They don’t know that he’s a cancer researcher who might one day help to save someone they love, or that he volunteers at an animal shelter and runs charity races and knows how to make risotto. They also don’t know what country he’s from.
In my life I am luckier than many. Even if I endure it with my boyfriend, with my friends, I still don’t personally endure abuse on account of my skin color, religion or sexual orientation.
But I am a woman. And that means I am in danger of being sexually harassed every time I walk outside of my door. I am, as every woman is, intensely and quietly aware of this fact, even when we don’t talk about it.
I wear a jacket or a shawl to cover my shoulders if I know I’ll be walking somewhere on my own at night. I try to have a hat to cover my long blonde hair, or carry a hair-tie to pull it up. I cross deserted streets when I see men coming towards me on my walk home.
I take short, intentional, furious steps while I glare and push ahead, chin up, keys jingling, pepper spray near, projecting that I am always only twenty feet from my destination. This is how I get home on my own at night.

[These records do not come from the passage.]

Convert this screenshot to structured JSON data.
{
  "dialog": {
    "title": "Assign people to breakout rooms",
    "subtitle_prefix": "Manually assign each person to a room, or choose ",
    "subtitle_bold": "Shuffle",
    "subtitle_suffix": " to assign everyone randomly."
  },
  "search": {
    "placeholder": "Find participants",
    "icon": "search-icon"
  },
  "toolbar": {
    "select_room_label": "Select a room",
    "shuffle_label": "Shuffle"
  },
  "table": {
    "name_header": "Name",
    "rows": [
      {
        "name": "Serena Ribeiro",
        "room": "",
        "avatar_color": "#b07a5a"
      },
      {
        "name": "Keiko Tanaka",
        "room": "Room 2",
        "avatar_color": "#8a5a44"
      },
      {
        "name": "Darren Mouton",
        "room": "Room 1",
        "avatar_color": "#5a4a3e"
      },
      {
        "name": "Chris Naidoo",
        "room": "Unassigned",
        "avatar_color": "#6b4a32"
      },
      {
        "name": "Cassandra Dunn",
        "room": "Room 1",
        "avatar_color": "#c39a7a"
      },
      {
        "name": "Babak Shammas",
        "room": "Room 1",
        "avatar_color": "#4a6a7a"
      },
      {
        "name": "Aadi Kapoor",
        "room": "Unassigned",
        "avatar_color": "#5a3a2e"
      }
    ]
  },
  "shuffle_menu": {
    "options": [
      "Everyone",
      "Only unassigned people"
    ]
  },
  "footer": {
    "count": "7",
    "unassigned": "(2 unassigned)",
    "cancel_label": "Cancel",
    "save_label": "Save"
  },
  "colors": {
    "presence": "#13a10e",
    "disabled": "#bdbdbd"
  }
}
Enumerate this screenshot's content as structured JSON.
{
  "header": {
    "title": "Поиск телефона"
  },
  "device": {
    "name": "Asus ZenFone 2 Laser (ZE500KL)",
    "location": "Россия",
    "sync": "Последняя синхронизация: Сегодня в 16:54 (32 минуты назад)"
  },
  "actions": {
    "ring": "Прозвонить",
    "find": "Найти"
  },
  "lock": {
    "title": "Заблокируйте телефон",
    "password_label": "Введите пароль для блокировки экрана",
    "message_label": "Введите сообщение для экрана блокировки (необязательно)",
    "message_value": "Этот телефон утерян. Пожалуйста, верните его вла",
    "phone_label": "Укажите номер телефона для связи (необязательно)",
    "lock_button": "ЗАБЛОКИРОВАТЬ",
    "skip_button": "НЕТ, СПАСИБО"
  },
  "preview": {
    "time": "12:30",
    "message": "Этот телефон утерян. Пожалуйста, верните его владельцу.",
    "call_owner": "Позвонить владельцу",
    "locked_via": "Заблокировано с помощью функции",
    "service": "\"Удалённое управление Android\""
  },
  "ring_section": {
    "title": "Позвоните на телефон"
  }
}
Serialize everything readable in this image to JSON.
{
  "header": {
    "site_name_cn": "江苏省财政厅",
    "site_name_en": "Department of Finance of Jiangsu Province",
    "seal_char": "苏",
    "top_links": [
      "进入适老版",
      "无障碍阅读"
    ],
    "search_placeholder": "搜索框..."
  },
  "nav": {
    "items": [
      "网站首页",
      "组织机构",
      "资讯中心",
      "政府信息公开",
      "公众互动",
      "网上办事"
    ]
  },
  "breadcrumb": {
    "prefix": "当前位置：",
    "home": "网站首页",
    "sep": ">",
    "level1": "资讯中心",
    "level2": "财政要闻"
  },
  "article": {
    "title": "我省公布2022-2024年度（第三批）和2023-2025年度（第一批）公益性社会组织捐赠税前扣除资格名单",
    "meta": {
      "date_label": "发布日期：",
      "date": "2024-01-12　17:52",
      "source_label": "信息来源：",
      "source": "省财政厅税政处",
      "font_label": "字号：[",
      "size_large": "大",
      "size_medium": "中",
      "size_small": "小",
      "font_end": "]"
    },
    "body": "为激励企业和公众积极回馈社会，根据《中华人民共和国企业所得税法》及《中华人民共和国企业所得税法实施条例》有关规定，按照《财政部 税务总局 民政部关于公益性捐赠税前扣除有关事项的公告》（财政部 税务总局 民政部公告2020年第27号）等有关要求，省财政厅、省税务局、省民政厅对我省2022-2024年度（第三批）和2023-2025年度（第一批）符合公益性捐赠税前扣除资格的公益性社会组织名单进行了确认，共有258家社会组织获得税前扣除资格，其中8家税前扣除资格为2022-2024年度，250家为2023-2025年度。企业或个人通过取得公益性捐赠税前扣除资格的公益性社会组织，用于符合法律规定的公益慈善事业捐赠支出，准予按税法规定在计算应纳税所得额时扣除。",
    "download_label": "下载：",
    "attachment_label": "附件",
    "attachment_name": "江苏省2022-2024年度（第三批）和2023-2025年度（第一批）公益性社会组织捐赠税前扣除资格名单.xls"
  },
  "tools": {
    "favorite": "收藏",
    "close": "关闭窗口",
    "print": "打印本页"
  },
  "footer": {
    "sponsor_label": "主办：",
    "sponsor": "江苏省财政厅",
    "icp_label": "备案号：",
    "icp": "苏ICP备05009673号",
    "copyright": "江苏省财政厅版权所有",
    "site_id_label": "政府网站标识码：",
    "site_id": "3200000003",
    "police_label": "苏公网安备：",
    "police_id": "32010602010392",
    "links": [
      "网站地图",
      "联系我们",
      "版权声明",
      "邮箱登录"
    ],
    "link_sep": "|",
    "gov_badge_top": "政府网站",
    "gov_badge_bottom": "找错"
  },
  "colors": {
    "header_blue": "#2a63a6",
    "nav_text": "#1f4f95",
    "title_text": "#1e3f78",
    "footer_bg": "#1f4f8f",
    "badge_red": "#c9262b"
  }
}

If this seems dramatic or overly cautious, try being a woman walking through the city and deal with the constant catcalls. Or try being a woman going for a run on your own, and see if you feel safe. Three women were murdered this past year, just for running during the afternoon, just because they were outside in a secluded area, alone, and female.
As women, we do what we can—we try to walk one another as far home as we can manage, and solve the rest with an urgent “text me when you get home” plea.
And society teaches me that that is normal. That I shouldn’t talk too much about it, or how it affects me. That my only recourse is to act vigilantly—that if I get caught running on my own, walking on a dark road, or if I have too much to drink at a party, whatever happens to me is my fault.
I am tired of this charade that sexual violence is normal, and that the women who are less lucky than me were somehow at fault. I am tired of people being accepting of men who brutalize young women and blame it on drinking.
I am tired of people explaining away a sixty year-old man saying he has a right to grab women between the legs, whether they are married or not, because he has power.
I am tired of seeing Lauren Duca criticized by Tucker Carlson for caring about both Arianna Grande’s thigh-high boots and the societal implications of a Trump presidency.
I am tired of Duca having to tell him that she has a right to be here and also be a woman. I am tired of her being immediately and widely sexually harassed online as “punishment,” (Read her eloquent response to the harassment here).
I am tired of being silent. I am tired of putting my feelings aside to make sure everyone else is comfortable. Of being the peacemaker. Of being the nurturing woman.
I am tired of keeping quiet when someone is stomping all over my right to exist, and my right to be a woman, and my right to object to rape and sexual assault being glorified by the person ascending to the highest office in our country.
At sixty, Trump said you could commit sexual assault as long as you could get away with it.
At seventy, Trump suggested that the women who came forward about him sexually assaulting them were too ugly for him to rape.
Today, he will become the President of the United States of America.
I am tired, tired, tired of it.
I am smart, hard working, and driven. I paint my nails and I go to work. I try not to berate myself when I skip a workout and I have real, rational opinions about the state of the world. And I do not deserve to be raped.
I do not deserve to hear from anyone, let alone a man in the highest power, that it is okay for me to be raped.
I do not deserve to be told that joking about rape is normal.
I do not deserve this president.
And on Saturday, I will be marching in the Women’s March.
Because I’ve never deserved this—
But this time, I’m finally saying so.